*** Records shown Section Begins ***

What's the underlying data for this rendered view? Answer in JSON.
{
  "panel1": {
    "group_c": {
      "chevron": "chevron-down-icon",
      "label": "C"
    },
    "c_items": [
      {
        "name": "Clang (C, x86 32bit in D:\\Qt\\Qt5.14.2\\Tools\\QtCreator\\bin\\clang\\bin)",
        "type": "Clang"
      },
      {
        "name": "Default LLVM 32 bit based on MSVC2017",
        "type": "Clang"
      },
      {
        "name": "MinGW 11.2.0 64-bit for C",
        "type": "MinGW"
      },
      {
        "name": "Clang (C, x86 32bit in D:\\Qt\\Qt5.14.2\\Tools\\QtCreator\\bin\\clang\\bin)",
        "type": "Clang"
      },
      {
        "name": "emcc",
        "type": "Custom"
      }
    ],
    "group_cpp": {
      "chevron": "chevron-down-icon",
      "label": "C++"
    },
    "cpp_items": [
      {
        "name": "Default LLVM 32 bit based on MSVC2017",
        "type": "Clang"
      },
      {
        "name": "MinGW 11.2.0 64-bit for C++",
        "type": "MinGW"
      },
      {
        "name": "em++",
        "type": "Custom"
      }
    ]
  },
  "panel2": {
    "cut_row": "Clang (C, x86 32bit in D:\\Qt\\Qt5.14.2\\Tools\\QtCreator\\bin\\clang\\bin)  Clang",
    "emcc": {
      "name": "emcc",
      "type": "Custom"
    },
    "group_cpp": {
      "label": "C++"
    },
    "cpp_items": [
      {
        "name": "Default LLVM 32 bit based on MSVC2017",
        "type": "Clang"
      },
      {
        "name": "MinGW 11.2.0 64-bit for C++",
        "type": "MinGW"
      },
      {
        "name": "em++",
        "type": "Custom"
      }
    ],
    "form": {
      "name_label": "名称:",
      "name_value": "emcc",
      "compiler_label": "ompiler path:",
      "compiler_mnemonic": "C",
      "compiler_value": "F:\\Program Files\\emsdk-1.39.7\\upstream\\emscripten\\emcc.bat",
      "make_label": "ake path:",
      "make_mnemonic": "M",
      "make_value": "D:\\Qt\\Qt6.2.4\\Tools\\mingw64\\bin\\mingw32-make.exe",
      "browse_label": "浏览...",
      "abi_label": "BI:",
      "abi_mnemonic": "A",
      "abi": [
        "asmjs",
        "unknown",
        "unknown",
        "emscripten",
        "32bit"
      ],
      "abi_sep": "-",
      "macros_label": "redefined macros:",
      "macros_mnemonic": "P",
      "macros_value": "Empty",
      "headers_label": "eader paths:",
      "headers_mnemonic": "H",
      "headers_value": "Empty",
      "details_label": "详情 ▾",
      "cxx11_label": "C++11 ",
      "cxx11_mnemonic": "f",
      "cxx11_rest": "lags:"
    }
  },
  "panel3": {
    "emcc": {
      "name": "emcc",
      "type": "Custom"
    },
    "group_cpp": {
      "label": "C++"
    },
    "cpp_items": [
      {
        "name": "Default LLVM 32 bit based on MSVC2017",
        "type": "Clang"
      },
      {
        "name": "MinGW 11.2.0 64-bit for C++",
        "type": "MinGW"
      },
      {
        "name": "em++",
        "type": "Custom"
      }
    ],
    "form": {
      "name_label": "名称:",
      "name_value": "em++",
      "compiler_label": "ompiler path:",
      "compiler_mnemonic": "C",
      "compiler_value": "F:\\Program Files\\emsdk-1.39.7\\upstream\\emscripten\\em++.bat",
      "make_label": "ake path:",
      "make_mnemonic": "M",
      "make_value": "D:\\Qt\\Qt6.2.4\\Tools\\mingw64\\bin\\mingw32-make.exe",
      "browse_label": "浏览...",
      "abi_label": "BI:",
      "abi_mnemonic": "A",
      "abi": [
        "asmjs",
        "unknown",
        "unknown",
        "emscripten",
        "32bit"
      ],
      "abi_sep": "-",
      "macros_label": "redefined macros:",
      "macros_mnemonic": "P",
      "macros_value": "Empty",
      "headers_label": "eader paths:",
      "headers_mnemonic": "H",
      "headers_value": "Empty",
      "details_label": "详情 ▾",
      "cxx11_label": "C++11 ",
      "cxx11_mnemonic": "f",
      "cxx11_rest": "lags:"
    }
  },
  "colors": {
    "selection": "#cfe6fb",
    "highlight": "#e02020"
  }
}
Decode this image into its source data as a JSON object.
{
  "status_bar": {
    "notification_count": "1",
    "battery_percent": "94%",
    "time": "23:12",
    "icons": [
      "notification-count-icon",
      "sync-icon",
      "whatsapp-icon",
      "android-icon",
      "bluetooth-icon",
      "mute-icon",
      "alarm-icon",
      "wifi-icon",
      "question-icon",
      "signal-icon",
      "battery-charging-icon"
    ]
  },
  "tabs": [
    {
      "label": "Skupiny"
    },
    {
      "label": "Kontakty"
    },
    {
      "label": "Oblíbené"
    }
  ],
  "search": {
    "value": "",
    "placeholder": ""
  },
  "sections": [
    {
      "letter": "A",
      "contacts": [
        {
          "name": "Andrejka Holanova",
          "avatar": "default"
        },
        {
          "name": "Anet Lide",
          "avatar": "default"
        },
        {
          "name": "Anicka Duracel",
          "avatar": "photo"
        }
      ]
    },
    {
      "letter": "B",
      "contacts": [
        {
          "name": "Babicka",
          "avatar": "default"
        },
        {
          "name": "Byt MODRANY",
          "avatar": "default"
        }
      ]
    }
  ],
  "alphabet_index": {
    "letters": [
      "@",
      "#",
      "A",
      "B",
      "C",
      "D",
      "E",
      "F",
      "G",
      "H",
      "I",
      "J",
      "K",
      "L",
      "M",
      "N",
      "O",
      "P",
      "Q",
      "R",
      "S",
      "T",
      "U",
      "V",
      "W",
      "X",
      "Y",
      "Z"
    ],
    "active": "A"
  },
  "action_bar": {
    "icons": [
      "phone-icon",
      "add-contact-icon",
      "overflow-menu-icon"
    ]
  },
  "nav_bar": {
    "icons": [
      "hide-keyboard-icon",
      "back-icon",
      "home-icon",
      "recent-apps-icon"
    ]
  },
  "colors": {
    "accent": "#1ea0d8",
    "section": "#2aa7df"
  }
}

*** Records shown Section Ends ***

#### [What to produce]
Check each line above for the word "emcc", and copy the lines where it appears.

#### [Response area]
        "name": "emcc",
    "emcc": {
      "name": "emcc",
      "name_value": "emcc",
      "compiler_value": "F:\\Program Files\\emsdk-1.39.7\\upstream\\emscripten\\emcc.bat",
    "emcc": {
      "name": "emcc",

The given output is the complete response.